◆ Work order ◆
The answer must consist of every line from the data that holds "Enter".

◆ Entries provided ◆
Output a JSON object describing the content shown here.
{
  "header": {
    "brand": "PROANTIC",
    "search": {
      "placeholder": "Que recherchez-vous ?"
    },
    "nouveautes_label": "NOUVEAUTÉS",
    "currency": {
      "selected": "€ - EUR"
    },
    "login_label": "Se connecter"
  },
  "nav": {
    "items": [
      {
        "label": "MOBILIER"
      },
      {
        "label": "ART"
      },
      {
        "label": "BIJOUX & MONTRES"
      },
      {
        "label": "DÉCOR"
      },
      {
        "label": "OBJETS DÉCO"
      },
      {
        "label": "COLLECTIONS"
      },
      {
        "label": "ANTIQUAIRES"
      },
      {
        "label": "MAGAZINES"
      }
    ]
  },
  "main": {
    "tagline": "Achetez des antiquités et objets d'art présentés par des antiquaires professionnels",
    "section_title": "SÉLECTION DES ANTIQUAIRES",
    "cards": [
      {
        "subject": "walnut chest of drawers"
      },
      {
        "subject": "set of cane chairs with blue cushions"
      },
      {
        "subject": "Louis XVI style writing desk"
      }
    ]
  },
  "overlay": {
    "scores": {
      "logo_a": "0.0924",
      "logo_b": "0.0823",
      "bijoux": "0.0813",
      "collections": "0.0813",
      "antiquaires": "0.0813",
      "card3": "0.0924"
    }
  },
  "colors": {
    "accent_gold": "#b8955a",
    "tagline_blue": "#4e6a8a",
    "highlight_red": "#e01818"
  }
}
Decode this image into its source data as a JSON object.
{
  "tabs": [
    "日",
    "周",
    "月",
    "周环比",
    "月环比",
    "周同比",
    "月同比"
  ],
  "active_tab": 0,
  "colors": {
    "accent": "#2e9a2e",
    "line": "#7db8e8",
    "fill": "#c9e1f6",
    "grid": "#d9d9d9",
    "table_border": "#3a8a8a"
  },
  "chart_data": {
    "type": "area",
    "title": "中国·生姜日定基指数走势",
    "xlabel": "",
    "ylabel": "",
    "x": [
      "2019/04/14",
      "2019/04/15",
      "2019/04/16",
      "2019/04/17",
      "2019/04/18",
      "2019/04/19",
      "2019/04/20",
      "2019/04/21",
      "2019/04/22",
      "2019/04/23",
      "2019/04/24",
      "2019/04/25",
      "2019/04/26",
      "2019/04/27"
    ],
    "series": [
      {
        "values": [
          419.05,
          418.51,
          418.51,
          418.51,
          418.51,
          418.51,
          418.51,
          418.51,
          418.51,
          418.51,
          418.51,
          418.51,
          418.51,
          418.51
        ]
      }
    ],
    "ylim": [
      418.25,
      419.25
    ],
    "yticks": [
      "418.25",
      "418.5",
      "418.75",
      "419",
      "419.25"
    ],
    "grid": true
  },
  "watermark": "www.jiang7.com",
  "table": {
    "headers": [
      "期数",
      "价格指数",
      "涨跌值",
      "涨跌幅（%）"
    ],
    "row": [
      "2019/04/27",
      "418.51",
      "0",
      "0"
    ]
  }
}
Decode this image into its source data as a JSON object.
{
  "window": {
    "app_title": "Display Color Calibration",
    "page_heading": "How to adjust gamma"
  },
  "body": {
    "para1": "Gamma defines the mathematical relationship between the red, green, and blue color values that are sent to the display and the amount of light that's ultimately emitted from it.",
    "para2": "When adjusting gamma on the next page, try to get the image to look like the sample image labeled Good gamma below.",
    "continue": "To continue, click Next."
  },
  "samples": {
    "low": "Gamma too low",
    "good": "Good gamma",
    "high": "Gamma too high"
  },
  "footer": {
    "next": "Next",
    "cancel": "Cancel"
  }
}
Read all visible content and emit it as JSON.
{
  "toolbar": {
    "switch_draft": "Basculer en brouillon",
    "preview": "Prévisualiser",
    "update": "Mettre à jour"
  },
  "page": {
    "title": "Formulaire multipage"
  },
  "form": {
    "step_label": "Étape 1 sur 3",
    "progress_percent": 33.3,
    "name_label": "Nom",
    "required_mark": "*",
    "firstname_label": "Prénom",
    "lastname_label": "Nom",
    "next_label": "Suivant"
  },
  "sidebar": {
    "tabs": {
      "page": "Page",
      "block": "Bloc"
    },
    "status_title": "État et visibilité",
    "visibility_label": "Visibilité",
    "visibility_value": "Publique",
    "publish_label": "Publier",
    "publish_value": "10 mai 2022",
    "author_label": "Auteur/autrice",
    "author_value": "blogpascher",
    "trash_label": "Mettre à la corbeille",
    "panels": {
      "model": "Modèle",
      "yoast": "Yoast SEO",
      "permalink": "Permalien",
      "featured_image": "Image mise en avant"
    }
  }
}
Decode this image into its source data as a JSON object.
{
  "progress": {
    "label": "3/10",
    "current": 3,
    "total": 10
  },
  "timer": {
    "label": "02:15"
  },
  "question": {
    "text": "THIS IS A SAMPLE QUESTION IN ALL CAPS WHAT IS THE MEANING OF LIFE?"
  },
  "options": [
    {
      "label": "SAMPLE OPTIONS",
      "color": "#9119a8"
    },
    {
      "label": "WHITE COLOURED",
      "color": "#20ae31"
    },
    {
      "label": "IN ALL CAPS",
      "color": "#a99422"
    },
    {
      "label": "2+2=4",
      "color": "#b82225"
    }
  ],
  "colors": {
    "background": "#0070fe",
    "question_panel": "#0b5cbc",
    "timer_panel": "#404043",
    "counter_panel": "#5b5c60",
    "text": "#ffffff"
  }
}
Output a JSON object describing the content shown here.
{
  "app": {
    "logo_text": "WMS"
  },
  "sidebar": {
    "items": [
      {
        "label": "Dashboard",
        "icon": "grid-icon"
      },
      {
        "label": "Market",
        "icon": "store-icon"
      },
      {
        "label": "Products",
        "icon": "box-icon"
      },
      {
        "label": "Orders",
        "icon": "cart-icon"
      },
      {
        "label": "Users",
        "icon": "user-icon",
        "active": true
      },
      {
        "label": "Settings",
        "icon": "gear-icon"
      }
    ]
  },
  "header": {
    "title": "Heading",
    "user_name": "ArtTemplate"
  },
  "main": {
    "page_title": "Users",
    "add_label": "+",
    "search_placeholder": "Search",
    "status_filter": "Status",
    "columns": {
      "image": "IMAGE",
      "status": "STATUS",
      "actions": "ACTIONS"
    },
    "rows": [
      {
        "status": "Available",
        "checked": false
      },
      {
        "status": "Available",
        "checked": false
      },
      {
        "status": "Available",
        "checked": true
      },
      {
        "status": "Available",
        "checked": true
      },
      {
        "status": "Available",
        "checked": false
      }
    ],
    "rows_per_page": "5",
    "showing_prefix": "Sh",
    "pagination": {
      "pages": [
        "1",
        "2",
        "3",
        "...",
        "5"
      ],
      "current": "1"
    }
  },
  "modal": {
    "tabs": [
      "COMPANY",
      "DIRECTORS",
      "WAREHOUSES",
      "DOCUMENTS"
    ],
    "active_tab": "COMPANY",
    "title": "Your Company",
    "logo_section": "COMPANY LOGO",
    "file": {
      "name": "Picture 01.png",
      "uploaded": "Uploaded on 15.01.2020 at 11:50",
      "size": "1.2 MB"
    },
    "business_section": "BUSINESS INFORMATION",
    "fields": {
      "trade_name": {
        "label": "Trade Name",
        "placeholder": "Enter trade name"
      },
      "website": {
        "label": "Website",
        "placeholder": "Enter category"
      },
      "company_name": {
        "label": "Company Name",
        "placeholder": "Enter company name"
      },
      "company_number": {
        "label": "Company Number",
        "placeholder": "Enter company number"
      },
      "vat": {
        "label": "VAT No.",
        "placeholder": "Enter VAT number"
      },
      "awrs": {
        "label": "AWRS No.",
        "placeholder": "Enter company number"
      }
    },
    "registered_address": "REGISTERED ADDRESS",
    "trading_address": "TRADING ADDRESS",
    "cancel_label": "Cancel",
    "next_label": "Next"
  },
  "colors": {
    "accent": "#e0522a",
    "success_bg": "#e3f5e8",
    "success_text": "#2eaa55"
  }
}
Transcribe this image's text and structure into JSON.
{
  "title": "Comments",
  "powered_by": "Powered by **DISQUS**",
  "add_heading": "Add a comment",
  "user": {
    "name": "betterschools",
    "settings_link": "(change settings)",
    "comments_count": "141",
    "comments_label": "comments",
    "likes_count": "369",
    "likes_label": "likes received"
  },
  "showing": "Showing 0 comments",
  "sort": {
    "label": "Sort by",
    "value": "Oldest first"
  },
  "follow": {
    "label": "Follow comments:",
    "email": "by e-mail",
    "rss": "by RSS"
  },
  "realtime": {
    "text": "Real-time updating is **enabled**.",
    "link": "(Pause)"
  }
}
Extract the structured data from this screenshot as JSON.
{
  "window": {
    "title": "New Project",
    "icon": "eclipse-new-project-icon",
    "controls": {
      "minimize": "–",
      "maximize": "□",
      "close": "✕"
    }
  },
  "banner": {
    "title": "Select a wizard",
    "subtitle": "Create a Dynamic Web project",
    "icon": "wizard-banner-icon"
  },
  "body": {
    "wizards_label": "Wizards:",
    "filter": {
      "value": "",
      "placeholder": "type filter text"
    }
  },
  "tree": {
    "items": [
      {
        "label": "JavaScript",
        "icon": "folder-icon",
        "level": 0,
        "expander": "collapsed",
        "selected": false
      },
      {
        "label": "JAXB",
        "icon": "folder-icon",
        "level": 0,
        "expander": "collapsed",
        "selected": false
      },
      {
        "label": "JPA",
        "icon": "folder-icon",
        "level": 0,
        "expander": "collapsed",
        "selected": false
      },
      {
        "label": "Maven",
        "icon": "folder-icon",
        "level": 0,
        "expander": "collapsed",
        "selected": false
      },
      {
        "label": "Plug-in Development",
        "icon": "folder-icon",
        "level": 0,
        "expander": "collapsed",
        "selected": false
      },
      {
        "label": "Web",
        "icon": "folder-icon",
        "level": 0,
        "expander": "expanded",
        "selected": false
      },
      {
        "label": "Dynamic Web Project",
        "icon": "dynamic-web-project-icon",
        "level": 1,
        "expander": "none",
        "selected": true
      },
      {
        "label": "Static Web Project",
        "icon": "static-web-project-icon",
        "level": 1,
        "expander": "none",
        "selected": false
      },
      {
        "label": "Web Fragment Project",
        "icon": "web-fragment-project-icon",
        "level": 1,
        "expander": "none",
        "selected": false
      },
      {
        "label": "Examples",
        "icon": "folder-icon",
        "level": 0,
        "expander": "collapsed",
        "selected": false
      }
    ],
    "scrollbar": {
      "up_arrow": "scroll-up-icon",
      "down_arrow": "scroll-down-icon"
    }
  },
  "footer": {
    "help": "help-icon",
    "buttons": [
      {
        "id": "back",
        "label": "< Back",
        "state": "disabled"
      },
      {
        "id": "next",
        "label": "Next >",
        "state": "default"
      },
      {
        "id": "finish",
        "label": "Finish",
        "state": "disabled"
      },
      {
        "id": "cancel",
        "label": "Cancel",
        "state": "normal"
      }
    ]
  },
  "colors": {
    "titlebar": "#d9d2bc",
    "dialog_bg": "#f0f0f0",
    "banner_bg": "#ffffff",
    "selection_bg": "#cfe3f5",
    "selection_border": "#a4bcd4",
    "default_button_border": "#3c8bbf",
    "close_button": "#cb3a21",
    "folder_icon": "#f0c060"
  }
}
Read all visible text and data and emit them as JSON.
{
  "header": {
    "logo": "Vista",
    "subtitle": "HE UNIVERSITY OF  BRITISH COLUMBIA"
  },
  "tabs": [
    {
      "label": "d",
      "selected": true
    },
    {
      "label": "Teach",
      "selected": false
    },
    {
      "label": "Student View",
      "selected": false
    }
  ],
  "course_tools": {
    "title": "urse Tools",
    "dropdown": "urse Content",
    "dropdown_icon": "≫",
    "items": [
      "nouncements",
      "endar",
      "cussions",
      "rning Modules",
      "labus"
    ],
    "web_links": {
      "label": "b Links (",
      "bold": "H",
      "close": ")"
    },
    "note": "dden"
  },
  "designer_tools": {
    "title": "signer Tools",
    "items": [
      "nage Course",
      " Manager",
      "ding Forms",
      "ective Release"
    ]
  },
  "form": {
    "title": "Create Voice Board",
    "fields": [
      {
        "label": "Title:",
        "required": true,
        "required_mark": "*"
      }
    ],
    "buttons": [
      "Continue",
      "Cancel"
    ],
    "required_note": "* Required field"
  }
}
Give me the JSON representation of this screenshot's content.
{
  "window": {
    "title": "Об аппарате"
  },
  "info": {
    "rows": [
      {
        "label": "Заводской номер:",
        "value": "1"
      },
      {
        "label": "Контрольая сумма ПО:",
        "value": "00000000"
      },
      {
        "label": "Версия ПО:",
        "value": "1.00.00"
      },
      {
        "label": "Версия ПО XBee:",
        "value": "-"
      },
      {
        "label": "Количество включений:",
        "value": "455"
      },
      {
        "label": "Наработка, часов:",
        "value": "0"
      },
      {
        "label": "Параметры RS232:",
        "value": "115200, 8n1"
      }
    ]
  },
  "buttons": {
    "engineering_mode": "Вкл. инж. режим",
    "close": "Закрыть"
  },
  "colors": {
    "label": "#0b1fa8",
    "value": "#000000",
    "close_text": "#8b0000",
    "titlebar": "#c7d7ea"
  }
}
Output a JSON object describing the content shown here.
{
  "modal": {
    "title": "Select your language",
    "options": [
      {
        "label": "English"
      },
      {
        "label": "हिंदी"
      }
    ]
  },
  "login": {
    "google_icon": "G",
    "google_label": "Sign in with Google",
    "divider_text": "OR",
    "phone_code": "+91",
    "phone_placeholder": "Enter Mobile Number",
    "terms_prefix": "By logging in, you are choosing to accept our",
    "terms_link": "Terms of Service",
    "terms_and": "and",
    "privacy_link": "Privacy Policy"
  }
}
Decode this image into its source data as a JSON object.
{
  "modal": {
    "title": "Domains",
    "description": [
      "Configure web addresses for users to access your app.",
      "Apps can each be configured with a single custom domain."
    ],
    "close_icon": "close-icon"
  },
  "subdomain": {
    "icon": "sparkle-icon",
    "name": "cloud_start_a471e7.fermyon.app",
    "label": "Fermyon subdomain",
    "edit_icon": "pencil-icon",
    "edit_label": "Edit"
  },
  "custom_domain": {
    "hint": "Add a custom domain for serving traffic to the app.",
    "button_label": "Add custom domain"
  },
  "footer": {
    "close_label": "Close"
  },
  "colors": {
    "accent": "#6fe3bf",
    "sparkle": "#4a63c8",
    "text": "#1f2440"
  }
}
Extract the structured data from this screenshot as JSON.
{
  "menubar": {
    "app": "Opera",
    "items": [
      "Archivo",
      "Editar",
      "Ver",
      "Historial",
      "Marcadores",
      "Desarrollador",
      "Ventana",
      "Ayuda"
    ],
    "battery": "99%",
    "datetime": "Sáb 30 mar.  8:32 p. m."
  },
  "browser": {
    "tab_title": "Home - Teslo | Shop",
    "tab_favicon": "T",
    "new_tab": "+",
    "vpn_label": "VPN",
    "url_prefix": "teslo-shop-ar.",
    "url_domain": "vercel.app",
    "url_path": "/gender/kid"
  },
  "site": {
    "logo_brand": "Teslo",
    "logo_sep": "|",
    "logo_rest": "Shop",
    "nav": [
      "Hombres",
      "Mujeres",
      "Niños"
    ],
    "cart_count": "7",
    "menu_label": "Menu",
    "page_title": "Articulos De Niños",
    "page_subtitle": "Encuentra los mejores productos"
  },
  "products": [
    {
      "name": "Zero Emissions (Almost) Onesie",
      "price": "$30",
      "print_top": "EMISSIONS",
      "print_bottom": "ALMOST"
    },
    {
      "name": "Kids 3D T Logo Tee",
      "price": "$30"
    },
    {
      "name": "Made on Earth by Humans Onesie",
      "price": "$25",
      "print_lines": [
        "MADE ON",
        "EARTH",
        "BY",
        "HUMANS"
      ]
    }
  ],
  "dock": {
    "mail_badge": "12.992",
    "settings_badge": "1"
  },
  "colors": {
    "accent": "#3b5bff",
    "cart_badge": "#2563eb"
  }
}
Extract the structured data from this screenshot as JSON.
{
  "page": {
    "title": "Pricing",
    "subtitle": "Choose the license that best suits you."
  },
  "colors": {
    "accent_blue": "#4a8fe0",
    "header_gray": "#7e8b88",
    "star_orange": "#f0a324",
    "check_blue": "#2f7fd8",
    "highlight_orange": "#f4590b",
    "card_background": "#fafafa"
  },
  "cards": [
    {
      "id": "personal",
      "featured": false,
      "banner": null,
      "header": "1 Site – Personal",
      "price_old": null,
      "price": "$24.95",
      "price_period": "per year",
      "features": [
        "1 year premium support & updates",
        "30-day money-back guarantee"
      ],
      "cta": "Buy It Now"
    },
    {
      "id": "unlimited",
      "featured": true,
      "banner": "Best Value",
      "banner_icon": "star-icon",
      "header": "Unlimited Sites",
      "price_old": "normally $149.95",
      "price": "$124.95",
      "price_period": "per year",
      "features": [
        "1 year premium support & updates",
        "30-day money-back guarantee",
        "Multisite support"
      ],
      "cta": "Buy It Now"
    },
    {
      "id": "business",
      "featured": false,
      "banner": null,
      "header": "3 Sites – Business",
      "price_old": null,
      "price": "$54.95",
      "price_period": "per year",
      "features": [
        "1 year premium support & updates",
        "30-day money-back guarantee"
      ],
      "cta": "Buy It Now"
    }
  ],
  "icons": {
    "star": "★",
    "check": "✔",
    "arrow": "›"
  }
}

◆ Your response ◆
        "placeholder": "Enter trade name"
        "placeholder": "Enter category"
        "placeholder": "Enter company name"
        "placeholder": "Enter company number"
        "placeholder": "Enter VAT number"
        "placeholder": "Enter company number"
    "phone_placeholder": "Enter Mobile Number",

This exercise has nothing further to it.